Same sex marriage in Iowa became legal in April. But since then, half of these marriages have been by out-of-state residents, the Associated Press reported on Sunday:

[S]tate data show about 45 percent of Iowa's same-sex marriages were between out-of-state couples.

Of the 676 same-sex couples, 312 couples weren't from Iowa. They were from neighboring states.

Data show 57 couples were from Illinois, 38 were from Nebraska, 37 were from Missouri and 36 were from Minnesota.

So gay couples from other states have been going to Iowa to get married. But when they come back home, their marriages will have no legal status whatsoever. Their certificates will be just pieces of paper to hang on the wall.

So why do they do it? 

Perhaps these couples anticipate that their home states will one day pass out-of-state recognition laws. It's certainly easier for a state government to pass these kinds of laws than granting full marriage rights. See New York and D.C., for example.

But I don't think that's the reason.
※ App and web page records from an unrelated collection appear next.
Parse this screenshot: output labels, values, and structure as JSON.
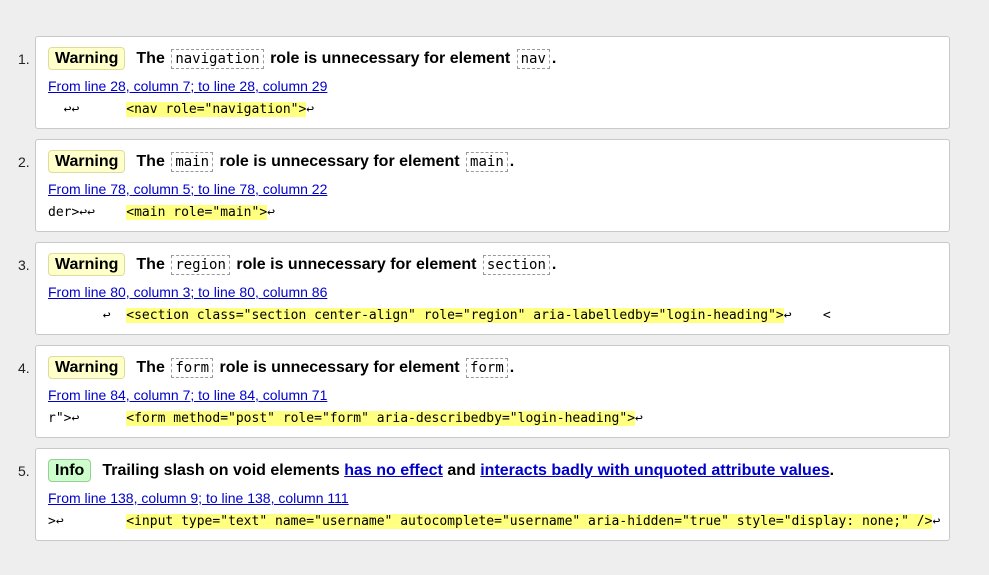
{
  "messages": [
    {
      "number": "1.",
      "type": "Warning",
      "prefix": "The",
      "code1": "navigation",
      "middle": "role is unnecessary for element",
      "code2": "nav",
      "suffix": ".",
      "location": "From line 28, column 7; to line 28, column 29",
      "extract_before": "  ↩↩      ",
      "extract_highlight": "<nav role=\"navigation\">",
      "extract_after": "↩"
    },
    {
      "number": "2.",
      "type": "Warning",
      "prefix": "The",
      "code1": "main",
      "middle": "role is unnecessary for element",
      "code2": "main",
      "suffix": ".",
      "location": "From line 78, column 5; to line 78, column 22",
      "extract_before": "der>↩↩    ",
      "extract_highlight": "<main role=\"main\">",
      "extract_after": "↩"
    },
    {
      "number": "3.",
      "type": "Warning",
      "prefix": "The",
      "code1": "region",
      "middle": "role is unnecessary for element",
      "code2": "section",
      "suffix": ".",
      "location": "From line 80, column 3; to line 80, column 86",
      "extract_before": "       ↩  ",
      "extract_highlight": "<section class=\"section center-align\" role=\"region\" aria-labelledby=\"login-heading\">",
      "extract_after": "↩    <"
    },
    {
      "number": "4.",
      "type": "Warning",
      "prefix": "The",
      "code1": "form",
      "middle": "role is unnecessary for element",
      "code2": "form",
      "suffix": ".",
      "location": "From line 84, column 7; to line 84, column 71",
      "extract_before": "r\">↩      ",
      "extract_highlight": "<form method=\"post\" role=\"form\" aria-describedby=\"login-heading\">",
      "extract_after": "↩"
    },
    {
      "number": "5.",
      "type": "Info",
      "text1": "Trailing slash on void elements",
      "link1": "has no effect",
      "text2": "and",
      "link2": "interacts badly with unquoted attribute values",
      "suffix": ".",
      "location": "From line 138, column 9; to line 138, column 111",
      "extract_before": ">↩        ",
      "extract_highlight": "<input type=\"text\" name=\"username\" autocomplete=\"username\" aria-hidden=\"true\" style=\"display: none;\" />",
      "extract_after": "↩"
    }
  ]
}
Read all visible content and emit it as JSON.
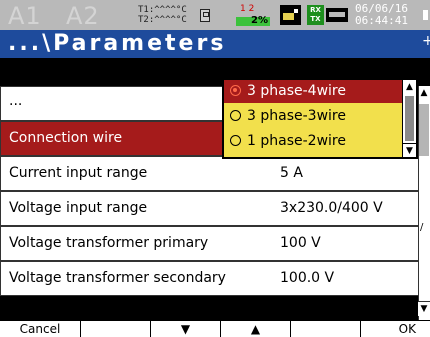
{
  "status_bar": {
    "input_indicators": [
      "A1",
      "A2"
    ],
    "t1_label": "T1:^^^^°C",
    "t2_label": "T2:^^^^°C",
    "load_numbers": "1 2",
    "load_percent": "2%",
    "load_bar_fraction": 0.02,
    "rxtx_label": "RX TX",
    "date": "06/06/16",
    "time": "06:44:41",
    "icons": [
      "sd-card-icon",
      "battery-icon",
      "rxtx-icon",
      "network-icon"
    ]
  },
  "header": {
    "title": "...\\Parameters",
    "plus": "+"
  },
  "rows": [
    {
      "label": "...",
      "value": ""
    },
    {
      "label": "Connection wire",
      "value": "",
      "selected": true
    },
    {
      "label": "Current input range",
      "value": "5 A"
    },
    {
      "label": "Voltage input range",
      "value": "3x230.0/400 V"
    },
    {
      "label": "Voltage transformer primary",
      "value": "100 V"
    },
    {
      "label": "Voltage transformer secondary",
      "value": "100.0 V"
    }
  ],
  "dropdown": {
    "options": [
      "3 phase-4wire",
      "3 phase-3wire",
      "1 phase-2wire"
    ],
    "selected_index": 0
  },
  "softkeys": [
    "Cancel",
    "",
    "▼",
    "▲",
    "",
    "OK"
  ],
  "colors": {
    "status_bg": "#b9b9b9",
    "title_bg": "#1e4b9c",
    "selection": "#a51b1b",
    "dropdown_bg": "#f2e04c"
  }
}
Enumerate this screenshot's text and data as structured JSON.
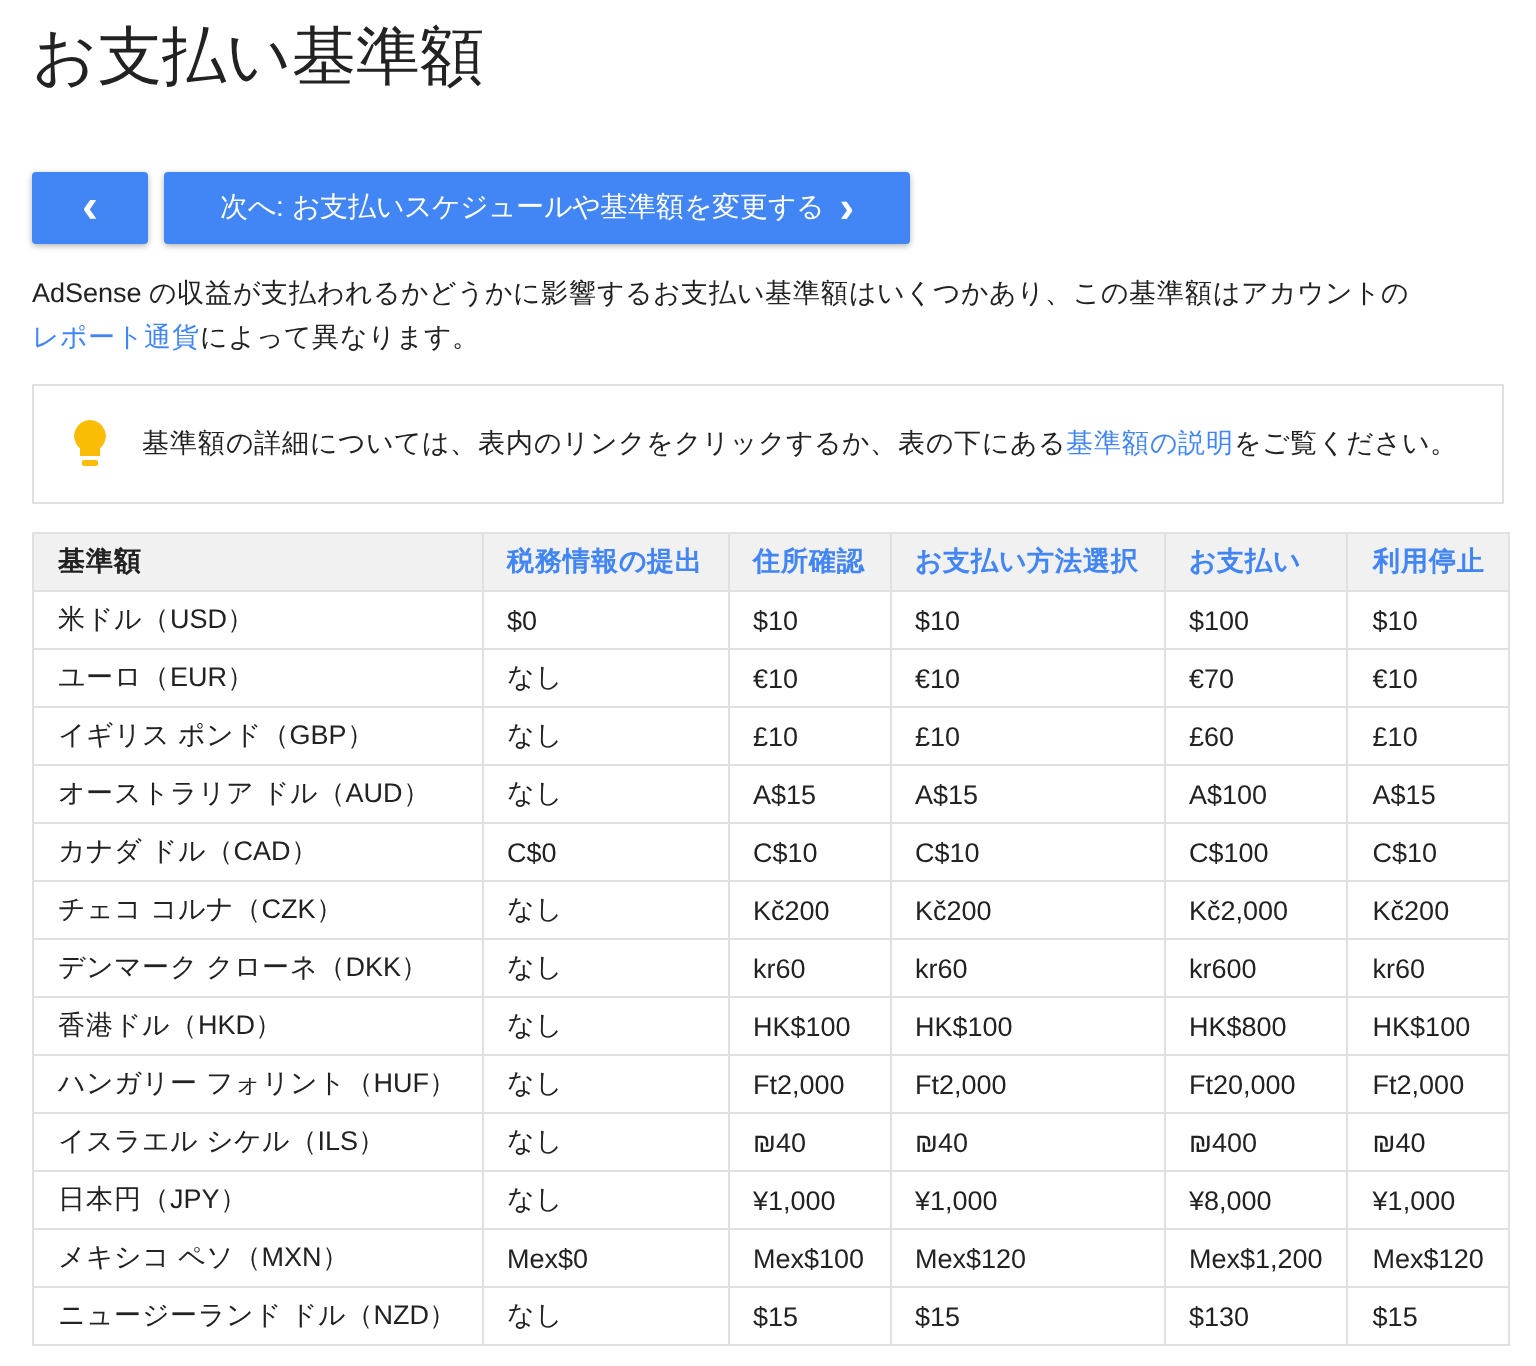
{
  "page_title": "お支払い基準額",
  "nav": {
    "back_button": "‹",
    "next_button": "次へ: お支払いスケジュールや基準額を変更する",
    "next_chevron": "›"
  },
  "intro": {
    "before": "AdSense の収益が支払われるかどうかに影響するお支払い基準額はいくつかあり、この基準額はアカウントの",
    "link": "レポート通貨",
    "after": "によって異なります。"
  },
  "note": {
    "before": "基準額の詳細については、表内のリンクをクリックするか、表の下にある",
    "link": "基準額の説明",
    "after": "をご覧ください。"
  },
  "table": {
    "columns": [
      {
        "label": "基準額",
        "kind": "text"
      },
      {
        "label": "税務情報の提出",
        "kind": "link"
      },
      {
        "label": "住所確認",
        "kind": "link"
      },
      {
        "label": "お支払い方法選択",
        "kind": "link"
      },
      {
        "label": "お支払い",
        "kind": "link"
      },
      {
        "label": "利用停止",
        "kind": "link"
      }
    ],
    "rows": [
      [
        "米ドル（USD）",
        "$0",
        "$10",
        "$10",
        "$100",
        "$10"
      ],
      [
        "ユーロ（EUR）",
        "なし",
        "€10",
        "€10",
        "€70",
        "€10"
      ],
      [
        "イギリス ポンド（GBP）",
        "なし",
        "£10",
        "£10",
        "£60",
        "£10"
      ],
      [
        "オーストラリア ドル（AUD）",
        "なし",
        "A$15",
        "A$15",
        "A$100",
        "A$15"
      ],
      [
        "カナダ ドル（CAD）",
        "C$0",
        "C$10",
        "C$10",
        "C$100",
        "C$10"
      ],
      [
        "チェコ コルナ（CZK）",
        "なし",
        "Kč200",
        "Kč200",
        "Kč2,000",
        "Kč200"
      ],
      [
        "デンマーク クローネ（DKK）",
        "なし",
        "kr60",
        "kr60",
        "kr600",
        "kr60"
      ],
      [
        "香港ドル（HKD）",
        "なし",
        "HK$100",
        "HK$100",
        "HK$800",
        "HK$100"
      ],
      [
        "ハンガリー フォリント（HUF）",
        "なし",
        "Ft2,000",
        "Ft2,000",
        "Ft20,000",
        "Ft2,000"
      ],
      [
        "イスラエル シケル（ILS）",
        "なし",
        "₪40",
        "₪40",
        "₪400",
        "₪40"
      ],
      [
        "日本円（JPY）",
        "なし",
        "¥1,000",
        "¥1,000",
        "¥8,000",
        "¥1,000"
      ],
      [
        "メキシコ ペソ（MXN）",
        "Mex$0",
        "Mex$100",
        "Mex$120",
        "Mex$1,200",
        "Mex$120"
      ],
      [
        "ニュージーランド ドル（NZD）",
        "なし",
        "$15",
        "$15",
        "$130",
        "$15"
      ]
    ]
  }
}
Instead, I think getting married gives couples a feeling of legitimacy and comfort that has nothing to do with the legal rights effects of marriage.

Take a look at what happened in California when gay marriage was briefly legalized. Thousands of gay couples got married, even though domestic partnership laws in the state already granted them all the legal rights of marriage. They had their rights, but they got married anyway.

The same is probably true for couples now flocking to Iowa and other gay marriage states. It's just another reason why “everything but marriage” laws, while a good substitute on paper, do not actually give gay couples the same benefits.

[Cross-posted at the Gay Couples Law Blog, which discusses same sex family law and estate planning.]

Gideon Alper

Gideon Alper